  1. (now chiefly historical or humorous) An English noblewoman or gentlewoman; the form of address to such a person; a lady. [from 18th c.]

Translations edit

Verb edit

milady (third-person singular simple present miladies, present participle miladying, simple past and past participle miladied or miladyed)
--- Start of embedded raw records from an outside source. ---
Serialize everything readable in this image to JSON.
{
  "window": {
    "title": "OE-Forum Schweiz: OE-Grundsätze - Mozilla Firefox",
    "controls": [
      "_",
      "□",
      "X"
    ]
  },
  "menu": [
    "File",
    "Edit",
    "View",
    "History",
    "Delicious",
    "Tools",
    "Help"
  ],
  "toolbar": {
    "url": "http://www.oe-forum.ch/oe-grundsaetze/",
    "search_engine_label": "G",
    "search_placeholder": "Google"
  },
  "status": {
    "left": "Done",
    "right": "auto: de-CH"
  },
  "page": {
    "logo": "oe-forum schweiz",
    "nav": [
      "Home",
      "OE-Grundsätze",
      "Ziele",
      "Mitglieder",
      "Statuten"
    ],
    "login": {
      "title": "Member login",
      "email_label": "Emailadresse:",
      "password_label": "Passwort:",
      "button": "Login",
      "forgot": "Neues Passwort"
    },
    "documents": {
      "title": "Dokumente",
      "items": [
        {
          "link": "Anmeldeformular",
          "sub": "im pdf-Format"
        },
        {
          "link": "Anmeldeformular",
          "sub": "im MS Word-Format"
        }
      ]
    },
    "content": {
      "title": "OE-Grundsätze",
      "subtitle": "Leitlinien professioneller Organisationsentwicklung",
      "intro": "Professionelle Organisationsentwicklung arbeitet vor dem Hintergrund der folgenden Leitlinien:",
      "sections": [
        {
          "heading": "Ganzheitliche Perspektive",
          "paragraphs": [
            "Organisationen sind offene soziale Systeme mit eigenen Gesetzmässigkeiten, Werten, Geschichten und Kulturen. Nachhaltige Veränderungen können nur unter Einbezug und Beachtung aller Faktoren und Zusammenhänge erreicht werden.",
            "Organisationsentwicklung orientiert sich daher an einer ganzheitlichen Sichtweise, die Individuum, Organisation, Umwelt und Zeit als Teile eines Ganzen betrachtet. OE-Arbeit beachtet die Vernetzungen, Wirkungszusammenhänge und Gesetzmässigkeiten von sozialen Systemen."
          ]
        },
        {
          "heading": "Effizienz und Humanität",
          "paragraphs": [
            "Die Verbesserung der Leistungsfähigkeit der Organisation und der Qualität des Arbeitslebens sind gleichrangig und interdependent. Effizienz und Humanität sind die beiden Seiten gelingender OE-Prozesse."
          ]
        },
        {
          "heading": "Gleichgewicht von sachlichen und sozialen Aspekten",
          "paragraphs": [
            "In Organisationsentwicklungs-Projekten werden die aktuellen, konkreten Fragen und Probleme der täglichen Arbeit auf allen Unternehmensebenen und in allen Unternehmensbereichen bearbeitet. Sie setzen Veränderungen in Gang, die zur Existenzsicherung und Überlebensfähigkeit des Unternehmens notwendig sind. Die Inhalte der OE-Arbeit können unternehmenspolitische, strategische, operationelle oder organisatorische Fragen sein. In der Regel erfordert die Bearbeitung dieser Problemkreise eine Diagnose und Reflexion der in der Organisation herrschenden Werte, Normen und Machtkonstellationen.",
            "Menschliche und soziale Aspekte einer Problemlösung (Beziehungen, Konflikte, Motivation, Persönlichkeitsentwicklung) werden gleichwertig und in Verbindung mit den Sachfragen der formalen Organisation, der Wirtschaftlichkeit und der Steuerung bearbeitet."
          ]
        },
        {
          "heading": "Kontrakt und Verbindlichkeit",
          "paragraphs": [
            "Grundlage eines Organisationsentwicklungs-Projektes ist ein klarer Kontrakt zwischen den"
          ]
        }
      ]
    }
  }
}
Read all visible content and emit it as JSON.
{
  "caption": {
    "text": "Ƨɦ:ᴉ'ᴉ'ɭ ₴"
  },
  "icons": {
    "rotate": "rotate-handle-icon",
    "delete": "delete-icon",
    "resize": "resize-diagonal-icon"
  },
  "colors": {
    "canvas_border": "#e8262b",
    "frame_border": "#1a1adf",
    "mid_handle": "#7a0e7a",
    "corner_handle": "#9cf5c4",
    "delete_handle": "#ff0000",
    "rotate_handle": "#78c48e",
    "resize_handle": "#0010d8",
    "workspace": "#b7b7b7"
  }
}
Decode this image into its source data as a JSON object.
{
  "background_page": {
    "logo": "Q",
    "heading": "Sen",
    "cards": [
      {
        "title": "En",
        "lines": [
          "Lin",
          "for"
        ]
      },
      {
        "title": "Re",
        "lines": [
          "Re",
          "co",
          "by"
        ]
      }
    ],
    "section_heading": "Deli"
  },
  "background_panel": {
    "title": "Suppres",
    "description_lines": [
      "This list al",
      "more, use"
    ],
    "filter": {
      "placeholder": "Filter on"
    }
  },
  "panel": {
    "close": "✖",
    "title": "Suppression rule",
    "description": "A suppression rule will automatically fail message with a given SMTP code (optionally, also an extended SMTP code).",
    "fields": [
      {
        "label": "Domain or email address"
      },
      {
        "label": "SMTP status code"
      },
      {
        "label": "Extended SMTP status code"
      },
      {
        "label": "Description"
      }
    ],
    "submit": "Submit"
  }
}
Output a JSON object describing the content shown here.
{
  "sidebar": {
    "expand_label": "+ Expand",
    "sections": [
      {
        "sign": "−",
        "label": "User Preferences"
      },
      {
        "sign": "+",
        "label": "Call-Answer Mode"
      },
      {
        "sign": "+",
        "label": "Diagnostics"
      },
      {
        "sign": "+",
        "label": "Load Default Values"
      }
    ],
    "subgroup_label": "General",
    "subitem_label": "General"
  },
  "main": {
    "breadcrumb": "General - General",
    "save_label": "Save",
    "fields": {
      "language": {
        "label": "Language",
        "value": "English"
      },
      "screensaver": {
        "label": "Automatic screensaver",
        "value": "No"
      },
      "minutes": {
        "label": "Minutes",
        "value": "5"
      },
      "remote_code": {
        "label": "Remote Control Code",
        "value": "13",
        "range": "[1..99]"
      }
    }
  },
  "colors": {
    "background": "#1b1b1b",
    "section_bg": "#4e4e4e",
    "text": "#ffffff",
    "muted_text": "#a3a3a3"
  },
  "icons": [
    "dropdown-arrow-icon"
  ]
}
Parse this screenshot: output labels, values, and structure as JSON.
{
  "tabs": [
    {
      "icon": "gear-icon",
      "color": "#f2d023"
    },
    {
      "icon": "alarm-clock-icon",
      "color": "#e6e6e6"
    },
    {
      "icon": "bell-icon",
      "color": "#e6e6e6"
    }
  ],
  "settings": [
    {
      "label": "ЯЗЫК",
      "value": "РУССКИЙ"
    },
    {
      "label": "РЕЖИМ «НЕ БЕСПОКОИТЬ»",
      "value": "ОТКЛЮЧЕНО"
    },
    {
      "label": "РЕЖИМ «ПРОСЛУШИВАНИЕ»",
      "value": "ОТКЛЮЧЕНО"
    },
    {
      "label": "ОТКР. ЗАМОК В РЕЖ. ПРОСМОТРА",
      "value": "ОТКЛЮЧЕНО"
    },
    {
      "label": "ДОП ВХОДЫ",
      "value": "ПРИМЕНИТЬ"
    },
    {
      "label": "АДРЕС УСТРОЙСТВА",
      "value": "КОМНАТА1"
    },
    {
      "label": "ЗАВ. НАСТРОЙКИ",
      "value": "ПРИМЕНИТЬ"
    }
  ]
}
  1. To address as “milady”.
    • 1856 August 16, “Spa”, in The Illustrated London News, volume XXIX, number 816, London: William Little [], page 162, column 2:
      It may be as well to warn travellers of certain suspicious, half-genteel-looking men, speaking bad English, and Miladying every female.
    • 1885, Antonio [Carlo Napoleone] Gallenga, “First Repentance. []”, in Episodes of My Second Life. (American and English Experiences.), Philadelphia, Pa.: J. B. Lippincott & Co., page 275:
      To the ignorant Italians who milorded or miladied them, they were always anxious to explain that they “had no titles, and would be sorry to have any,”—that the members of the House of Lords were for the most part mere upstarts, and that the true nobility of England were the old land-owners,—the county families,—before whose names men only placed the plain Mr. and Mrs. by which they themselves, the Crawleys, preferred to be designated.
    • 1900, “Two Girls”, in Arthur B[attishill] Yolland, transl., Debts of Honor, New York, N.Y.: Doubleday, Page & Company, translation of Mire megvénülünk by Maurus Jókai, page 225:
      With Czipra, tête-à-tête, he spoke also “per tu;” before others he miladyed her.
    • 2019, Julia Justiss, The Earl’s Inconvenient Wife, Harlequin, →ISBN, chapter seventeen:
      Within a space of twenty-four hours, I’ve gone from being “Miss Lattimar” to “Mrs Newell” to “Countess of Fensworth”. When the shopkeepers “miladyed” me this morning, I kept looking around to see which titled female had arrived.
    • 2021, Lish McBride, Curses, G. P. Putnam’s Sons, pages 137 and 234:
      “He thinks of himself as an old-fashioned knight. Lots of chivalry. I will get miladyed to death. He will probably try to serenade me.” [] Prepare to be good-sirred and miladyed to death, if not by Cedric, then by his parrot.

Anagrams edit

French edit

Etymology edit

From English my Lady.

Pronunciation edit

  • IPA(key): /mi.lɛ.di/, /mi.le.di/

Noun edit

milady f (plural miladys)

  1. lady, milady

Further reading edit

Romanian edit

Etymology edit

Unadapted borrowing from English milady.

Noun edit

milady f (uncountable)

  1. milady

Declension edit

This noun needs an inflection-table template.

Please edit the entry and supply |def= and |pl= parameters to the {{ro-noun-f}} template.

References edit

  • milady in Academia Română, Micul dicționar academic, ediția a II-a, Bucharest: Univers Enciclopedic, 2010. →ISBN

Swedish edit

Etymology edit

Unadapted borrowing from English milady.

Noun edit

milady c

  1. (now chiefly historical or humorous) A milady; an English noblewoman or gentlewoman.
    • 1836, Jane Austen, translated by Paulina Westdahl, Familjen Elliot, page 3:
      Det dröjde icke länge innan den unga makan blef öfvertygad derom, att man kan blifva milady och en skön karls hustru utan att derföre vara dess lyckligare; []
      It did not take long before the young wife was convinced that one can become a milady and the wife of a handsome man without being happier; []